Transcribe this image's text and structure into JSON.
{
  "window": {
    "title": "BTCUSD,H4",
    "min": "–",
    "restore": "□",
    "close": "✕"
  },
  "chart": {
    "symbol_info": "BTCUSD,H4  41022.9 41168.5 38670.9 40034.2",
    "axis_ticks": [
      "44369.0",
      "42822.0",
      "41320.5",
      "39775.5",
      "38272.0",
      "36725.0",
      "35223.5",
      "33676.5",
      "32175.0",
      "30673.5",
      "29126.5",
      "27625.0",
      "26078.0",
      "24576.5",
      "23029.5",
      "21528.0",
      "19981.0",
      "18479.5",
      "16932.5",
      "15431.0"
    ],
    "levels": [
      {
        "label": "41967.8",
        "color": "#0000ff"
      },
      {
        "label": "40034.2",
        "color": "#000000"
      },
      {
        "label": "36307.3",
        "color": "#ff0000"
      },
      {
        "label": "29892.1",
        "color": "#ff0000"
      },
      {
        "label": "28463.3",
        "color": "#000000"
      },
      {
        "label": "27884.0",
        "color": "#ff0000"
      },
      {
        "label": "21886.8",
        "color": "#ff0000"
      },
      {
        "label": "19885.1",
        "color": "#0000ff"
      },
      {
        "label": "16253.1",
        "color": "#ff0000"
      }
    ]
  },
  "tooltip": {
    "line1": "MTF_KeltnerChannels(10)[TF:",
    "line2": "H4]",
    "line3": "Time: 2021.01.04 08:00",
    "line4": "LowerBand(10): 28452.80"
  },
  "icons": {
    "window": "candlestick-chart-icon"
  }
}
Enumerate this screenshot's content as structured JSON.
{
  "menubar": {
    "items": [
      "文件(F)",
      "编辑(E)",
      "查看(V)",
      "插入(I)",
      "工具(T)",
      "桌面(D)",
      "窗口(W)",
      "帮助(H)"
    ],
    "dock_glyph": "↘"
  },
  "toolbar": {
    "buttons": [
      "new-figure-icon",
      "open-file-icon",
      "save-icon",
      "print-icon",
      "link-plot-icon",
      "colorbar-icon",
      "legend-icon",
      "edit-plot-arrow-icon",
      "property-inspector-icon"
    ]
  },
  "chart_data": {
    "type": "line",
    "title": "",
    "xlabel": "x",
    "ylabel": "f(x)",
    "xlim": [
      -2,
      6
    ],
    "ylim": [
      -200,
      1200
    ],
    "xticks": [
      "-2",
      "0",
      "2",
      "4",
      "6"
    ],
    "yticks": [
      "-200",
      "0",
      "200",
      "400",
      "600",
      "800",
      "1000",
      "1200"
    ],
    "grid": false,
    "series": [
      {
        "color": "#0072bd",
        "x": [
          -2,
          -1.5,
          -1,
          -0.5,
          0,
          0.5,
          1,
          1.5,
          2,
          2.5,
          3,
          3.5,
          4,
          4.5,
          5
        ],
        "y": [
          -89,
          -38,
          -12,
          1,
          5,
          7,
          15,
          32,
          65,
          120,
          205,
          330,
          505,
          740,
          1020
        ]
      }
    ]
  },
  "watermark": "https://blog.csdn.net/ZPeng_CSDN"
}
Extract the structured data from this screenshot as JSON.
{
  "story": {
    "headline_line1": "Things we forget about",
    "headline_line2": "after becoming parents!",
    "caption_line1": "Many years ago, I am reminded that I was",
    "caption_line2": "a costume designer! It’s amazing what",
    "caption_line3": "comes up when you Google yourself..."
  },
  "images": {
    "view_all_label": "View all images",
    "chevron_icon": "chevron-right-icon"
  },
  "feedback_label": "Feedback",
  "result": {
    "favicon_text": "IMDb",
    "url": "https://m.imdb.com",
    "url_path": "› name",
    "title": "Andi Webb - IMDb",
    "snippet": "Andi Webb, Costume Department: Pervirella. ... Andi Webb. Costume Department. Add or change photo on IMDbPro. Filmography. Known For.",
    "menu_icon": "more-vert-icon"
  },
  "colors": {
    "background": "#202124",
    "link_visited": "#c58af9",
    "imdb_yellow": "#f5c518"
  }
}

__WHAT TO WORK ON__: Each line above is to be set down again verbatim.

__ANSWER SECTION__:
Transcribe this image's text and structure into JSON.
{
  "window": {
    "title": "BTCUSD,H4",
    "min": "–",
    "restore": "□",
    "close": "✕"
  },
  "chart": {
    "symbol_info": "BTCUSD,H4  41022.9 41168.5 38670.9 40034.2",
    "axis_ticks": [
      "44369.0",
      "42822.0",
      "41320.5",
      "39775.5",
      "38272.0",
      "36725.0",
      "35223.5",
      "33676.5",
      "32175.0",
      "30673.5",
      "29126.5",
      "27625.0",
      "26078.0",
      "24576.5",
      "23029.5",
      "21528.0",
      "19981.0",
      "18479.5",
      "16932.5",
      "15431.0"
    ],
    "levels": [
      {
        "label": "41967.8",
        "color": "#0000ff"
      },
      {
        "label": "40034.2",
        "color": "#000000"
      },
      {
        "label": "36307.3",
        "color": "#ff0000"
      },
      {
        "label": "29892.1",
        "color": "#ff0000"
      },
      {
        "label": "28463.3",
        "color": "#000000"
      },
      {
        "label": "27884.0",
        "color": "#ff0000"
      },
      {
        "label": "21886.8",
        "color": "#ff0000"
      },
      {
        "label": "19885.1",
        "color": "#0000ff"
      },
      {
        "label": "16253.1",
        "color": "#ff0000"
      }
    ]
  },
  "tooltip": {
    "line1": "MTF_KeltnerChannels(10)[TF:",
    "line2": "H4]",
    "line3": "Time: 2021.01.04 08:00",
    "line4": "LowerBand(10): 28452.80"
  },
  "icons": {
    "window": "candlestick-chart-icon"
  }
}
Enumerate this screenshot's content as structured JSON.
{
  "menubar": {
    "items": [
      "文件(F)",
      "编辑(E)",
      "查看(V)",
      "插入(I)",
      "工具(T)",
      "桌面(D)",
      "窗口(W)",
      "帮助(H)"
    ],
    "dock_glyph": "↘"
  },
  "toolbar": {
    "buttons": [
      "new-figure-icon",
      "open-file-icon",
      "save-icon",
      "print-icon",
      "link-plot-icon",
      "colorbar-icon",
      "legend-icon",
      "edit-plot-arrow-icon",
      "property-inspector-icon"
    ]
  },
  "chart_data": {
    "type": "line",
    "title": "",
    "xlabel": "x",
    "ylabel": "f(x)",
    "xlim": [
      -2,
      6
    ],
    "ylim": [
      -200,
      1200
    ],
    "xticks": [
      "-2",
      "0",
      "2",
      "4",
      "6"
    ],
    "yticks": [
      "-200",
      "0",
      "200",
      "400",
      "600",
      "800",
      "1000",
      "1200"
    ],
    "grid": false,
    "series": [
      {
        "color": "#0072bd",
        "x": [
          -2,
          -1.5,
          -1,
          -0.5,
          0,
          0.5,
          1,
          1.5,
          2,
          2.5,
          3,
          3.5,
          4,
          4.5,
          5
        ],
        "y": [
          -89,
          -38,
          -12,
          1,
          5,
          7,
          15,
          32,
          65,
          120,
          205,
          330,
          505,
          740,
          1020
        ]
      }
    ]
  },
  "watermark": "https://blog.csdn.net/ZPeng_CSDN"
}
Extract the structured data from this screenshot as JSON.
{
  "story": {
    "headline_line1": "Things we forget about",
    "headline_line2": "after becoming parents!",
    "caption_line1": "Many years ago, I am reminded that I was",
    "caption_line2": "a costume designer! It’s amazing what",
    "caption_line3": "comes up when you Google yourself..."
  },
  "images": {
    "view_all_label": "View all images",
    "chevron_icon": "chevron-right-icon"
  },
  "feedback_label": "Feedback",
  "result": {
    "favicon_text": "IMDb",
    "url": "https://m.imdb.com",
    "url_path": "› name",
    "title": "Andi Webb - IMDb",
    "snippet": "Andi Webb, Costume Department: Pervirella. ... Andi Webb. Costume Department. Add or change photo on IMDbPro. Filmography. Known For.",
    "menu_icon": "more-vert-icon"
  },
  "colors": {
    "background": "#202124",
    "link_visited": "#c58af9",
    "imdb_yellow": "#f5c518"
  }
}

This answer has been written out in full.